Eldrick Tont Woods, commonly known as Tiger Woods, is an American professional golfer born in December 30, 1975. Currently, Tiger Woods is one of the most successful golfers in history with a collection of trophies to his name. The determination to excel in golf makes Woods a perfectionist. Since his adolescent days, Woods sets very high standards for himself and goes to great lengths to surpass those standards. As a result, Neal Miller’s social cognitive theory would be the most appropriate for analyzing Wood’s perfectionist behavior.
According to Miller’s social cognitive theory, there are four key areas when learning new behavior. This include: cues, drives, responses and rewards. Miller further argues that when individuals are motivated to learn a new behavior, they are likely to do so through clear observations. After imitating the actions observed, the individuals then consolidate whatever they learn through positive reinforcement when rewarded.

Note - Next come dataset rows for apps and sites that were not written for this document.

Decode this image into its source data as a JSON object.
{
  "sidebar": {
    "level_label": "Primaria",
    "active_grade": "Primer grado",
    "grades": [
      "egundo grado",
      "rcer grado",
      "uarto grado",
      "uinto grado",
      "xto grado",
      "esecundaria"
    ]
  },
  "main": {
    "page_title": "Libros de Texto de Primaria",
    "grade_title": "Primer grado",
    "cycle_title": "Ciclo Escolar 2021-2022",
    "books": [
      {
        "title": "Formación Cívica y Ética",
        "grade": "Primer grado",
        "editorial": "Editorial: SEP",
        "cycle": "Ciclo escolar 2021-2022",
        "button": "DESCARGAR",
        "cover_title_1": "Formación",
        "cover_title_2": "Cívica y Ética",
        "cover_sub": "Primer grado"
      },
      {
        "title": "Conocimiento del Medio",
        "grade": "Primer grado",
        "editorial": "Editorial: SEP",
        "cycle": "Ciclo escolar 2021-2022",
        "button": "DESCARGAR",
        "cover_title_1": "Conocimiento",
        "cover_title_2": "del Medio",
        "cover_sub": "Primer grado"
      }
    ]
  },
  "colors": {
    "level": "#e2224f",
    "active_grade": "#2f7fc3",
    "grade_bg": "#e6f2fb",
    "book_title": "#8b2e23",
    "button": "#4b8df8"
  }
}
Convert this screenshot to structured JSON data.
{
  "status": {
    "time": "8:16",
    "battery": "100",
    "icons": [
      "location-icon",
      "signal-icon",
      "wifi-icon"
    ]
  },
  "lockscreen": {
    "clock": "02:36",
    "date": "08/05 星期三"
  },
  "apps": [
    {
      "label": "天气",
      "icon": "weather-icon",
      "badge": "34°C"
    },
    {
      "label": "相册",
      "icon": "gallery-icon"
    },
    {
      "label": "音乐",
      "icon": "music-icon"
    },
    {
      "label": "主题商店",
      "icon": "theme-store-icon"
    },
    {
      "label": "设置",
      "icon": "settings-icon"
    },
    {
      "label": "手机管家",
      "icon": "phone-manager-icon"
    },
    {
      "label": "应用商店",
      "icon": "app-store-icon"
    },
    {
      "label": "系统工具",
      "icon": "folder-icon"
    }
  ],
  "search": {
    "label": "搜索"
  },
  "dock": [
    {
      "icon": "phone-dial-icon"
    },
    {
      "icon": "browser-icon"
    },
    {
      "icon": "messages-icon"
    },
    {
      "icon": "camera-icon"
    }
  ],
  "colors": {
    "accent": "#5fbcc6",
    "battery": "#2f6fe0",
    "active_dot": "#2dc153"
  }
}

The link between Wood’s perfectionist behavior and social cognitive theory comes in the sense that he has set his goal to become the greatest golfer in history and worked consistently to achieve that goal. This goal also motivates Woods to relentlessly pursue specific actions in the hope of breaking the records set by other golfers such as Jack Nicklaus. For example, due to the internalized high personal standards, Tiger Woods practices golf each day religiously.
However, it is important to note that the high standards Tiger Woods sets for himself are not limited to golf only. For instance, when joining college, Tiger focused on three institutions with a history of academic rigor and success at golf. He later joined Stanford because he wanted to excel academically as well as in sports.
The perfectionist behavior might partly have been influenced by his father, Earl Woods. Tiger’s father was a military soldier and he brought him up in a militaristic manner. The elder Woods groomed Tiger from a young age and inculcated in him the desire to succeed. With the perfection required by his father, Tiger had enormous pressure to succeed. Therefore, it is little wonder that Tiger went on to break 80 at the age of eight and won the World Junior Championships six times ( four of those consecutively).
Another aspect of the social cognitive theory that is relevant to the case of Tiger Woods is the way evaluative standards trigger emotional outpour. According to the theory, individuals react with pride when they achieve their standards. However, they also react with dissatisfaction when they fail to meet those standards. When Tiger Woods won the U.S Junior Amateur, he was so overcome by the victory to the extent that tears streamed down his face. Indeed, it was a proud moment for him because he was on the right path towards attaining his goal. Winning the trophy was so dear to him that he was overcome by emotional grief.
Wood’s perfectionist behavior also extends beyond professional golf. As a practicing Buddhist, Tiger acknowledges the role religion plays in his life. For instance, following his admission to infidelity, Tiger attributed his marital woes to his loosing track of religious teachings. He promised to work on his personality flaws and exercise restraint as taught in Buddhism. The desire to follow religious teachings as a map for his life further proves that Tiger strives to be a perfectionist in all his undertakings.
The social cognitive theory gives several key pointers to Tiger Wood’s perfectionist behavior. The desire to become the greatest golfer in history and the drive to succeed in other spheres of life inform Tiger’s perfectionist behavior. Positive reinforcement brought about by rewards pushes Tiger to achieve more and stop at nothing short of the greatest golfer in history.
Bussey, K., & Bandura, A. (1999). Social cognitive theory of gender development and
differentiation. Psychology Review , 106, 676-713.
Kennedy, A. (2013, May 24). Tiger Woods – can personality explain his behaviour?
Retrieved October 29, 2013, from Thesportinmind.com: